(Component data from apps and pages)
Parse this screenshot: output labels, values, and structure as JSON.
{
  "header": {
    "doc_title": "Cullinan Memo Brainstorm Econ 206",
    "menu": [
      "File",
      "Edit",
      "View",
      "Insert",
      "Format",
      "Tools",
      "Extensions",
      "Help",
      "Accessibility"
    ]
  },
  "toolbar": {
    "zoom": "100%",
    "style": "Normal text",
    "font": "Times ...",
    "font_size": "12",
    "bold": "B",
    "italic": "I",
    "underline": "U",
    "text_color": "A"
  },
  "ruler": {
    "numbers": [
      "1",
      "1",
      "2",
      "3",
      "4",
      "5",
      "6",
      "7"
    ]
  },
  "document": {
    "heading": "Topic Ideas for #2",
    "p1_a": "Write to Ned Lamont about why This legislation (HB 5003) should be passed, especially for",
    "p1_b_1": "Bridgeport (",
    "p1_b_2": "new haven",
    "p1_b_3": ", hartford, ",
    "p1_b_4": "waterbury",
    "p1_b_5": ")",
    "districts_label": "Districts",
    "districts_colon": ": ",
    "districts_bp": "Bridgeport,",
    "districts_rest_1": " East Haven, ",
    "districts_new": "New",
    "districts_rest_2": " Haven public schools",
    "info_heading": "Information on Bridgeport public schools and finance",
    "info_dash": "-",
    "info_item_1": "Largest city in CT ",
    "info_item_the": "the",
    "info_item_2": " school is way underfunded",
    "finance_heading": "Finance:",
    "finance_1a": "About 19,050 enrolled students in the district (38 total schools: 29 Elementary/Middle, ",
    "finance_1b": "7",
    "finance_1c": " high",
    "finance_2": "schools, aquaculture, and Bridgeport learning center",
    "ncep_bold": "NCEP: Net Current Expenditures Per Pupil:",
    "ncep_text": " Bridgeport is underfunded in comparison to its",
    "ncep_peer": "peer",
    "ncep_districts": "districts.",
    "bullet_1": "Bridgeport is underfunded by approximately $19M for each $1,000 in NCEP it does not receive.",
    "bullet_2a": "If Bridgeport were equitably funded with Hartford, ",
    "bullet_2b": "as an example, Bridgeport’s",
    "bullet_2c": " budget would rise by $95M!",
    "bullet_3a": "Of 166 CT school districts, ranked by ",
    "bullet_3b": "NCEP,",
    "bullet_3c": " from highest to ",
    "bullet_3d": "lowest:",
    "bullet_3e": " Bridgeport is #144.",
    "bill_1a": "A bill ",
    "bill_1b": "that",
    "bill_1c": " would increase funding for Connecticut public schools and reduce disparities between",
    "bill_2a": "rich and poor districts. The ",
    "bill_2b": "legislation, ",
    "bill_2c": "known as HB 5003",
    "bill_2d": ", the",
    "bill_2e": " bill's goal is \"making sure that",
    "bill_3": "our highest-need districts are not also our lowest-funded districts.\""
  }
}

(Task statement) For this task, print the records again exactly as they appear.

(Exercise output)
Parse this screenshot: output labels, values, and structure as JSON.
{
  "header": {
    "doc_title": "Cullinan Memo Brainstorm Econ 206",
    "menu": [
      "File",
      "Edit",
      "View",
      "Insert",
      "Format",
      "Tools",
      "Extensions",
      "Help",
      "Accessibility"
    ]
  },
  "toolbar": {
    "zoom": "100%",
    "style": "Normal text",
    "font": "Times ...",
    "font_size": "12",
    "bold": "B",
    "italic": "I",
    "underline": "U",
    "text_color": "A"
  },
  "ruler": {
    "numbers": [
      "1",
      "1",
      "2",
      "3",
      "4",
      "5",
      "6",
      "7"
    ]
  },
  "document": {
    "heading": "Topic Ideas for #2",
    "p1_a": "Write to Ned Lamont about why This legislation (HB 5003) should be passed, especially for",
    "p1_b_1": "Bridgeport (",
    "p1_b_2": "new haven",
    "p1_b_3": ", hartford, ",
    "p1_b_4": "waterbury",
    "p1_b_5": ")",
    "districts_label": "Districts",
    "districts_colon": ": ",
    "districts_bp": "Bridgeport,",
    "districts_rest_1": " East Haven, ",
    "districts_new": "New",
    "districts_rest_2": " Haven public schools",
    "info_heading": "Information on Bridgeport public schools and finance",
    "info_dash": "-",
    "info_item_1": "Largest city in CT ",
    "info_item_the": "the",
    "info_item_2": " school is way underfunded",
    "finance_heading": "Finance:",
    "finance_1a": "About 19,050 enrolled students in the district (38 total schools: 29 Elementary/Middle, ",
    "finance_1b": "7",
    "finance_1c": " high",
    "finance_2": "schools, aquaculture, and Bridgeport learning center",
    "ncep_bold": "NCEP: Net Current Expenditures Per Pupil:",
    "ncep_text": " Bridgeport is underfunded in comparison to its",
    "ncep_peer": "peer",
    "ncep_districts": "districts.",
    "bullet_1": "Bridgeport is underfunded by approximately $19M for each $1,000 in NCEP it does not receive.",
    "bullet_2a": "If Bridgeport were equitably funded with Hartford, ",
    "bullet_2b": "as an example, Bridgeport’s",
    "bullet_2c": " budget would rise by $95M!",
    "bullet_3a": "Of 166 CT school districts, ranked by ",
    "bullet_3b": "NCEP,",
    "bullet_3c": " from highest to ",
    "bullet_3d": "lowest:",
    "bullet_3e": " Bridgeport is #144.",
    "bill_1a": "A bill ",
    "bill_1b": "that",
    "bill_1c": " would increase funding for Connecticut public schools and reduce disparities between",
    "bill_2a": "rich and poor districts. The ",
    "bill_2b": "legislation, ",
    "bill_2c": "known as HB 5003",
    "bill_2d": ", the",
    "bill_2e": " bill's goal is \"making sure that",
    "bill_3": "our highest-need districts are not also our lowest-funded districts.\""
  }
}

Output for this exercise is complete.